PROBLEM TO SOLVE
Your answer should hold each line of the material that contains the word "true".

[Start of section]

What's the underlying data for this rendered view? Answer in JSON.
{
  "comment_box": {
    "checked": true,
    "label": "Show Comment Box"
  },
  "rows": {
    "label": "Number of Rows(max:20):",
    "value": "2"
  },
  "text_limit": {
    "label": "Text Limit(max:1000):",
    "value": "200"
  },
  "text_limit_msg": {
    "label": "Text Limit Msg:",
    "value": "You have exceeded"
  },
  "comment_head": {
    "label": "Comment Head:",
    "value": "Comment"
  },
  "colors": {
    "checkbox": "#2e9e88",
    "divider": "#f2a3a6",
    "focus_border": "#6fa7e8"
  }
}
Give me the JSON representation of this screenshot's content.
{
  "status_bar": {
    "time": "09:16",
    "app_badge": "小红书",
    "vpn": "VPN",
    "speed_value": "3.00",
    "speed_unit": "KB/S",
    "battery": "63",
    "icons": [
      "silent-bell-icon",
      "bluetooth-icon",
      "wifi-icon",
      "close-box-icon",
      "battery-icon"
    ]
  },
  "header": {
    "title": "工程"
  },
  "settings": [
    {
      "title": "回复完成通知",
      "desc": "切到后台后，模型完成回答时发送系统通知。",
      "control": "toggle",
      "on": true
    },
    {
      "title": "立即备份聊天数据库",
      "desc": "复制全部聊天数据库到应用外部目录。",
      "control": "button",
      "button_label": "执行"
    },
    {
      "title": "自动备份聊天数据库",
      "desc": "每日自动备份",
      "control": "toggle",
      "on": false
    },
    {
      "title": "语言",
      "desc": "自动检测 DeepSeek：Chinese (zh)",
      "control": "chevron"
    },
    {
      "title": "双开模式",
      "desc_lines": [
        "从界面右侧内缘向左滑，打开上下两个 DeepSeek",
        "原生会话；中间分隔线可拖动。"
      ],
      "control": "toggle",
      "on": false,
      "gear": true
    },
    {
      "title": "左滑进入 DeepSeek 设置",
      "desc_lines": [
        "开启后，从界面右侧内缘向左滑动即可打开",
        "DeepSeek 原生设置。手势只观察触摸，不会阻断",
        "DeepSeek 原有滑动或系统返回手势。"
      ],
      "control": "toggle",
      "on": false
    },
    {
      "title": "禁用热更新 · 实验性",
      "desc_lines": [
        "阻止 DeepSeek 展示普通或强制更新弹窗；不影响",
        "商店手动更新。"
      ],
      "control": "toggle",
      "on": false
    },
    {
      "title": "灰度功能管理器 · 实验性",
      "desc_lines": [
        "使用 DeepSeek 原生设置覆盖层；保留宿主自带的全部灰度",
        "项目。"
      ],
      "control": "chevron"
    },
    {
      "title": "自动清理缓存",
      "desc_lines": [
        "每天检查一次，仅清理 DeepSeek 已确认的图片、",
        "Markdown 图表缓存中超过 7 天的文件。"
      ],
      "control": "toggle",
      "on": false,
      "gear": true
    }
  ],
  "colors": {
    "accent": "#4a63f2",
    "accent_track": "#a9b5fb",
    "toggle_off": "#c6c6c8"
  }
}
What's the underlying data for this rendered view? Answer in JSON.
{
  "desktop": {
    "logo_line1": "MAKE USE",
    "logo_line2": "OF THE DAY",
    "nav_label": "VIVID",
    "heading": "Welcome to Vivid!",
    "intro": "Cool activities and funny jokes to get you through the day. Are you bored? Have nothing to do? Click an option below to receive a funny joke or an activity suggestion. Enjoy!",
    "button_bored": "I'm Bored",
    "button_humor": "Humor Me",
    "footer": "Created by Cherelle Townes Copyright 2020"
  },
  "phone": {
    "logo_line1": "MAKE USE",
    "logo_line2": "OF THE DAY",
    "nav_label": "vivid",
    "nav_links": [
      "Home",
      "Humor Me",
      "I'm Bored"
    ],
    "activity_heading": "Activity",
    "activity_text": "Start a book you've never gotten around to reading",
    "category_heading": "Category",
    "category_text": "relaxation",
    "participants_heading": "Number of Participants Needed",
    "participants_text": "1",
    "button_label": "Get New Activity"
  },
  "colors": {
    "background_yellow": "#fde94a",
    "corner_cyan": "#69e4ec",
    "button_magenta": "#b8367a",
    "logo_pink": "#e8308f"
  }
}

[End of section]

SOLUTION TO THE PROBLEM
    "checked": true,
      "on": true
      "gear": true
      "gear": true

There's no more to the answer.